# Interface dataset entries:
+ + +

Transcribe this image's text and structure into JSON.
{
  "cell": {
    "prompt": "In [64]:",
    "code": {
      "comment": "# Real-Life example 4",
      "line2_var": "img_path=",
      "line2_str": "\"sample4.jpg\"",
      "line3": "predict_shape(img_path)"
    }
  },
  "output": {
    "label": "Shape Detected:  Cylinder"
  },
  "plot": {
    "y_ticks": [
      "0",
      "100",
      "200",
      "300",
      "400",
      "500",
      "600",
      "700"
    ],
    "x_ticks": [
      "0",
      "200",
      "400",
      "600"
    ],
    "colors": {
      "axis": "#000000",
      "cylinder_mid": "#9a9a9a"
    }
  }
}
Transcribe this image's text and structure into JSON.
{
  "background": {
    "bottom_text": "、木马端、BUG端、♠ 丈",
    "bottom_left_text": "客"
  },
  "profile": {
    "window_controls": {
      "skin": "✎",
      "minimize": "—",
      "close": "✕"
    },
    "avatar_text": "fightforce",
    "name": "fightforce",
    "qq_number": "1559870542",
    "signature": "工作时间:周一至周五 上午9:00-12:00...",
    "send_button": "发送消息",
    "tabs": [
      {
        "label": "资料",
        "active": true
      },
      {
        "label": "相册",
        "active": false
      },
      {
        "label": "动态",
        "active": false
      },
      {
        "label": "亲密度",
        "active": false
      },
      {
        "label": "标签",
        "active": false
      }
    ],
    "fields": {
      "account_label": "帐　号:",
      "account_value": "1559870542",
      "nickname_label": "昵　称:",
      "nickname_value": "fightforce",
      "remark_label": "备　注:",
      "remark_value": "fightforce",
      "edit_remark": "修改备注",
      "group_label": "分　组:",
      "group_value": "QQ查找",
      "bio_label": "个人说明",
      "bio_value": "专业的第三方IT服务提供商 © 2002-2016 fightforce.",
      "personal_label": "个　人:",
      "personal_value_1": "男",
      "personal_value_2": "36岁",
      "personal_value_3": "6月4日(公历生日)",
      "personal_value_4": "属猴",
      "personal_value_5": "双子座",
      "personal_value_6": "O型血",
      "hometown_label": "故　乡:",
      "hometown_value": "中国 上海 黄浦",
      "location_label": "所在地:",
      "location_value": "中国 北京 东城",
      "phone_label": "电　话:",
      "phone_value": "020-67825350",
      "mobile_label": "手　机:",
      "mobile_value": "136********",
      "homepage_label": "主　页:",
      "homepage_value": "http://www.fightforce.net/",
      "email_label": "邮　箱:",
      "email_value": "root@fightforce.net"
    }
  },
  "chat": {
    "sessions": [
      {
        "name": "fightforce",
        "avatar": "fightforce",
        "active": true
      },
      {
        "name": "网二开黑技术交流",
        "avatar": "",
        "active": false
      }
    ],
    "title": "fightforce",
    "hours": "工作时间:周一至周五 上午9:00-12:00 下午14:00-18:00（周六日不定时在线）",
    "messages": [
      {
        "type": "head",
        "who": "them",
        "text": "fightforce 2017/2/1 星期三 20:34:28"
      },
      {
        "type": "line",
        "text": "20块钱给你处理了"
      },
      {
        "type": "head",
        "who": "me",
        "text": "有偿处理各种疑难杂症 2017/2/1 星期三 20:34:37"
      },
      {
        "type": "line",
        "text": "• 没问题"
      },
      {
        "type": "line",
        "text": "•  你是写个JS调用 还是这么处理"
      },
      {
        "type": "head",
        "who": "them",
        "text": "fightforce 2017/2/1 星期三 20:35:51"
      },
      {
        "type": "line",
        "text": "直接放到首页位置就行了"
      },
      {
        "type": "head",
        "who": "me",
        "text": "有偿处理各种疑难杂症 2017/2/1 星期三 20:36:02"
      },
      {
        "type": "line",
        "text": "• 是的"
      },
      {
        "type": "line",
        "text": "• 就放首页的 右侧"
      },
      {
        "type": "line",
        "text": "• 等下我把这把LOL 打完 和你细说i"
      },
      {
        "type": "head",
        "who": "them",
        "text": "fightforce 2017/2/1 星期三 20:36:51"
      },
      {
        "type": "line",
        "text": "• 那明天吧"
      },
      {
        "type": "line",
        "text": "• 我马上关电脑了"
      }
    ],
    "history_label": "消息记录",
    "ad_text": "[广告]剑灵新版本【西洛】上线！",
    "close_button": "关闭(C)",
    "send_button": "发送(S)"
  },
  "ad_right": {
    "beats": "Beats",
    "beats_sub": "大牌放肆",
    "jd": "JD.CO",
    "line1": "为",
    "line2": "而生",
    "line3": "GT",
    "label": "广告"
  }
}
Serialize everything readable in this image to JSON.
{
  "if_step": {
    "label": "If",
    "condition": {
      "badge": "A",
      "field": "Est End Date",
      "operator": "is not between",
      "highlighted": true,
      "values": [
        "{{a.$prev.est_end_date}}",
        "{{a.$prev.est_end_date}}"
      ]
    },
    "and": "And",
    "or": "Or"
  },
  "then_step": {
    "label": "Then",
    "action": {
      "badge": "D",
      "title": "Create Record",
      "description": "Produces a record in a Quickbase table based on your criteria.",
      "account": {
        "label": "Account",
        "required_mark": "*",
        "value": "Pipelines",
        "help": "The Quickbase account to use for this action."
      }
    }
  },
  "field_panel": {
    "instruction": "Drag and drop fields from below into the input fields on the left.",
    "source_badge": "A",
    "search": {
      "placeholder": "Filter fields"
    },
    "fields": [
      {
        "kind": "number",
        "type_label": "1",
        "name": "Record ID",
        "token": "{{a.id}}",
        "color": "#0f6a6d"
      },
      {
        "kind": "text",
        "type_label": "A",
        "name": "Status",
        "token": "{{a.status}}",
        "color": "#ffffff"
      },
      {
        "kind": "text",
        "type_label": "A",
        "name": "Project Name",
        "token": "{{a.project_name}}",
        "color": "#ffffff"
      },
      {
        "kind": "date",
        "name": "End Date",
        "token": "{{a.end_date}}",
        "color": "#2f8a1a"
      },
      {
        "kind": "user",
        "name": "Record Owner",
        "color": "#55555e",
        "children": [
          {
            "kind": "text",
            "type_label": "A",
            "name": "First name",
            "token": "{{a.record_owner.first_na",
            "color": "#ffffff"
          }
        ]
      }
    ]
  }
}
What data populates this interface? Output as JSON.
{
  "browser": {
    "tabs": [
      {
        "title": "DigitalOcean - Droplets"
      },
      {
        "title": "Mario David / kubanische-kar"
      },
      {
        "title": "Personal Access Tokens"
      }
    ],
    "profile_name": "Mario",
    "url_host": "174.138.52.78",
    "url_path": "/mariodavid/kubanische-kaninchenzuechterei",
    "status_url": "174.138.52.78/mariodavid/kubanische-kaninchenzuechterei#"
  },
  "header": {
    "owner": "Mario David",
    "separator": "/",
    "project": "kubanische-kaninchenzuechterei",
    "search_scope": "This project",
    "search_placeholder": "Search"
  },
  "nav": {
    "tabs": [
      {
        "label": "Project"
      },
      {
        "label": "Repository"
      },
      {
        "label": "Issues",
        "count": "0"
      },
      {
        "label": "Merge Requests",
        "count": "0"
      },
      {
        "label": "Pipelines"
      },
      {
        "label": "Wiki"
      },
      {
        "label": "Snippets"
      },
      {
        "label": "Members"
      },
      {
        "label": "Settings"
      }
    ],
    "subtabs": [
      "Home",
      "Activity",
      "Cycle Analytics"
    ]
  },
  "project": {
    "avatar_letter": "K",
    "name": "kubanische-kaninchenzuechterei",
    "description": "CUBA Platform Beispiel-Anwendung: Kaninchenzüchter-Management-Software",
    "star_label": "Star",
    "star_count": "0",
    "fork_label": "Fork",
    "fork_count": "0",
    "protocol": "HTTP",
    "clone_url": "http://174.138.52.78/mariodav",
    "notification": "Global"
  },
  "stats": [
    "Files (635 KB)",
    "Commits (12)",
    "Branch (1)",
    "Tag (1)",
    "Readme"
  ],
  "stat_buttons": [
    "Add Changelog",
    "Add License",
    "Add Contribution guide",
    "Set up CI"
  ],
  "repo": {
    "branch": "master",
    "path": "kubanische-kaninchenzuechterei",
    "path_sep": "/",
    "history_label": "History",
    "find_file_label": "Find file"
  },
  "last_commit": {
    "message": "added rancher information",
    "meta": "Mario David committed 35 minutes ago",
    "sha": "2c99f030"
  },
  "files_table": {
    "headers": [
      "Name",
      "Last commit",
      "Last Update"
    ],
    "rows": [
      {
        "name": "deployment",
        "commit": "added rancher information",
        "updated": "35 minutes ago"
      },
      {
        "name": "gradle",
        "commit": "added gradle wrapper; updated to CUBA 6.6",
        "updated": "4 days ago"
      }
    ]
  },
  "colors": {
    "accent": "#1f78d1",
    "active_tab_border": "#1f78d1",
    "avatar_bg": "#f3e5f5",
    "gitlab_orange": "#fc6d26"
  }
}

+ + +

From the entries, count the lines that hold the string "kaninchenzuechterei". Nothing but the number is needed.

5